— Task prompt —
Which of the lines below mention the word "properties"? Pull each one out.

[Stored data]
···
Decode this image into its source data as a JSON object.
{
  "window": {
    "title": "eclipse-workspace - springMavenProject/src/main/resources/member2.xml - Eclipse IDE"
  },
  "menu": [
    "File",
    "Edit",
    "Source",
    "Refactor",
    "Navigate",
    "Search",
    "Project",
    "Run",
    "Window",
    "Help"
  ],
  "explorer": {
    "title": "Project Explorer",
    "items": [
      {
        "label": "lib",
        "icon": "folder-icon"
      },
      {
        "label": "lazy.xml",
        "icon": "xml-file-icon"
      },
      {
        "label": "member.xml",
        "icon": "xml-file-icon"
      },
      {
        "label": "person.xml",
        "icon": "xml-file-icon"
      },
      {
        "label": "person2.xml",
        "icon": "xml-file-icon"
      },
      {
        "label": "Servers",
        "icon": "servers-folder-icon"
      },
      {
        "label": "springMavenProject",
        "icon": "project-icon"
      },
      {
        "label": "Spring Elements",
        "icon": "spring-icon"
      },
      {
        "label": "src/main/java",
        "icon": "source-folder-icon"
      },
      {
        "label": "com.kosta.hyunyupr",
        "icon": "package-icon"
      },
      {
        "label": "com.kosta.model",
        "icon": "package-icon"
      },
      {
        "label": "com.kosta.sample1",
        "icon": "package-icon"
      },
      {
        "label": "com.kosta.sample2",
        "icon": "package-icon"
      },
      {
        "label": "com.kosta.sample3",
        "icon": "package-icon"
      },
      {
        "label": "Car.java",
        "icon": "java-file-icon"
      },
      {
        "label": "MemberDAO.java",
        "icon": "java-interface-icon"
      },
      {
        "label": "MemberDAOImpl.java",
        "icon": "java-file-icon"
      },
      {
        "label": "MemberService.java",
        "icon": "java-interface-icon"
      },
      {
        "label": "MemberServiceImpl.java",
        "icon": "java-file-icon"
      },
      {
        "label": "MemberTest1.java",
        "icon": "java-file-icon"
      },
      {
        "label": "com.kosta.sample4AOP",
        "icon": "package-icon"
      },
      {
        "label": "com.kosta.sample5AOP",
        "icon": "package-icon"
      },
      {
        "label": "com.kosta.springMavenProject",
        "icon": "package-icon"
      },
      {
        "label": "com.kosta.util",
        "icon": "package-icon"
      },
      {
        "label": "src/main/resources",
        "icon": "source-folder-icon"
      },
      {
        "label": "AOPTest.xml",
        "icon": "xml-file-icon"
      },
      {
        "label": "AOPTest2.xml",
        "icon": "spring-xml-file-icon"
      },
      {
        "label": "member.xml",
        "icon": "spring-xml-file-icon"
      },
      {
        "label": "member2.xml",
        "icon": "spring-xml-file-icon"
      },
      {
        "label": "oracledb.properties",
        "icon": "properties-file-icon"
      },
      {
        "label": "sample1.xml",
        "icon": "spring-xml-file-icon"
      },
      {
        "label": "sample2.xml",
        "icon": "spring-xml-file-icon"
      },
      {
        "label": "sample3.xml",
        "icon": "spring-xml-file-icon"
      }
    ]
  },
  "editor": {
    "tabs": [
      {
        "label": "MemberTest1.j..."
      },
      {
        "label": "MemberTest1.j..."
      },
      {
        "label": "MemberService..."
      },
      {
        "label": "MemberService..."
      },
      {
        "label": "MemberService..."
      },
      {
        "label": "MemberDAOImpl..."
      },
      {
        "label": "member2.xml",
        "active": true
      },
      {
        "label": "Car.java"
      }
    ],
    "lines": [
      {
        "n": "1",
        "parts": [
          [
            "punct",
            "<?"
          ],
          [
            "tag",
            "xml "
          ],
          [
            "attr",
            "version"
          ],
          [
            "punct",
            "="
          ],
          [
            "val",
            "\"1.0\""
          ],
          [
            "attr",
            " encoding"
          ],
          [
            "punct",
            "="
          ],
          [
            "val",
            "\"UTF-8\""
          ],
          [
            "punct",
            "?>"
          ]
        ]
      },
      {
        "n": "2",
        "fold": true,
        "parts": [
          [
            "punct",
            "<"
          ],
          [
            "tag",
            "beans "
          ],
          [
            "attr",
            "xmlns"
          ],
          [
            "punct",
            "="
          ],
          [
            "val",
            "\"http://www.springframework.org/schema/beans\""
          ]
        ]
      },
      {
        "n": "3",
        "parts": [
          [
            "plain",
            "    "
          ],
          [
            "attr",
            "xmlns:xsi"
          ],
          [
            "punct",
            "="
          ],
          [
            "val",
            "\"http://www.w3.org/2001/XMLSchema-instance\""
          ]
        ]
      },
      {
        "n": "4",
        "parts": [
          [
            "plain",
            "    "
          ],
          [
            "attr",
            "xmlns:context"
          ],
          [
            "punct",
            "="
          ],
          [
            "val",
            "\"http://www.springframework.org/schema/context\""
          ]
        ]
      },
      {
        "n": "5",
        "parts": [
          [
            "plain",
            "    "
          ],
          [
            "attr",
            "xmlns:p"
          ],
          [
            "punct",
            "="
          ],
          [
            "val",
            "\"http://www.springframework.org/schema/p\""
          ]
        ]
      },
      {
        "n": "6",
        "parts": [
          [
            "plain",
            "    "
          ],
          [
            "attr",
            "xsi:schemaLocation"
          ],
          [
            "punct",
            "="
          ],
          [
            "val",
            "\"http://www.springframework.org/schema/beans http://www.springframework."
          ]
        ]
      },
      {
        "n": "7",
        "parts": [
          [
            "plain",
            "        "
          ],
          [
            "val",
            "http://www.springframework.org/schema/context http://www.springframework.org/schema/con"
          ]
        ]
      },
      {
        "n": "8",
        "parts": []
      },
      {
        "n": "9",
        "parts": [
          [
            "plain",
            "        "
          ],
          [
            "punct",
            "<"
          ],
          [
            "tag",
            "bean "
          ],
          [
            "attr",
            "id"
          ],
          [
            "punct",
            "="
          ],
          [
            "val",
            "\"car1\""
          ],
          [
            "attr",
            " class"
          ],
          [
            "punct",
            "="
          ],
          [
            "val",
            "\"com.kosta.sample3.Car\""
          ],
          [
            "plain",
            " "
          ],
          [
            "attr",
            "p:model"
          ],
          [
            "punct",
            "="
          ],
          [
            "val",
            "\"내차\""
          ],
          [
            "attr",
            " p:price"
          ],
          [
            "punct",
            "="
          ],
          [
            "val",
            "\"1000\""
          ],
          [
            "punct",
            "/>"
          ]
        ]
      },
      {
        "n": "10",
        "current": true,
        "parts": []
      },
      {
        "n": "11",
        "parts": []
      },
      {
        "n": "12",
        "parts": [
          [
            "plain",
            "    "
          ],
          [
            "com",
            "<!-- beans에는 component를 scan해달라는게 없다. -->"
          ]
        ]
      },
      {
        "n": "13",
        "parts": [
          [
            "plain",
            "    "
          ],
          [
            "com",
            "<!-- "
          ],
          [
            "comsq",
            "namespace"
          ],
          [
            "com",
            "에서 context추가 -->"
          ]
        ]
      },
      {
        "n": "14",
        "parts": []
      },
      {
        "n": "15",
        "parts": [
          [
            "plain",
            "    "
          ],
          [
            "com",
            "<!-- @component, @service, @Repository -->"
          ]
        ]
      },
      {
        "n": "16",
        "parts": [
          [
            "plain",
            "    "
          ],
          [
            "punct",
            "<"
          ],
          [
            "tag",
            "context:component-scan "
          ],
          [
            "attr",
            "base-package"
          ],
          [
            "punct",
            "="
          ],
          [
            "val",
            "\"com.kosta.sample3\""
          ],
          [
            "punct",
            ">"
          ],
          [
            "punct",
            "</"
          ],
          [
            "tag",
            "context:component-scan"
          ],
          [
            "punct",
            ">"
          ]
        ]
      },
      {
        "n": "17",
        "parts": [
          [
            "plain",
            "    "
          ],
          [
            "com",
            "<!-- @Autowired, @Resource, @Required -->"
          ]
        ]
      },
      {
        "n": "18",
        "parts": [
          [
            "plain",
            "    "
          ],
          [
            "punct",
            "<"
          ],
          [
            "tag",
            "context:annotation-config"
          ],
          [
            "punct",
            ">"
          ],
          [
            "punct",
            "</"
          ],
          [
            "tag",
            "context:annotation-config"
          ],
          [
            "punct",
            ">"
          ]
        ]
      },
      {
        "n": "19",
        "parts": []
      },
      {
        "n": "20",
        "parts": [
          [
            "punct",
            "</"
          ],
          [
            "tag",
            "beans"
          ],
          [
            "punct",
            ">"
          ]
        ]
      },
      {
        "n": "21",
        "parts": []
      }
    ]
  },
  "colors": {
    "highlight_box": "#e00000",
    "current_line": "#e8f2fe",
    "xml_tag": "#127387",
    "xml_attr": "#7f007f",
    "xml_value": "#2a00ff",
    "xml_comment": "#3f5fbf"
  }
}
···
— Reply to the task —
        "label": "oracledb.properties",
        "icon": "properties-file-icon"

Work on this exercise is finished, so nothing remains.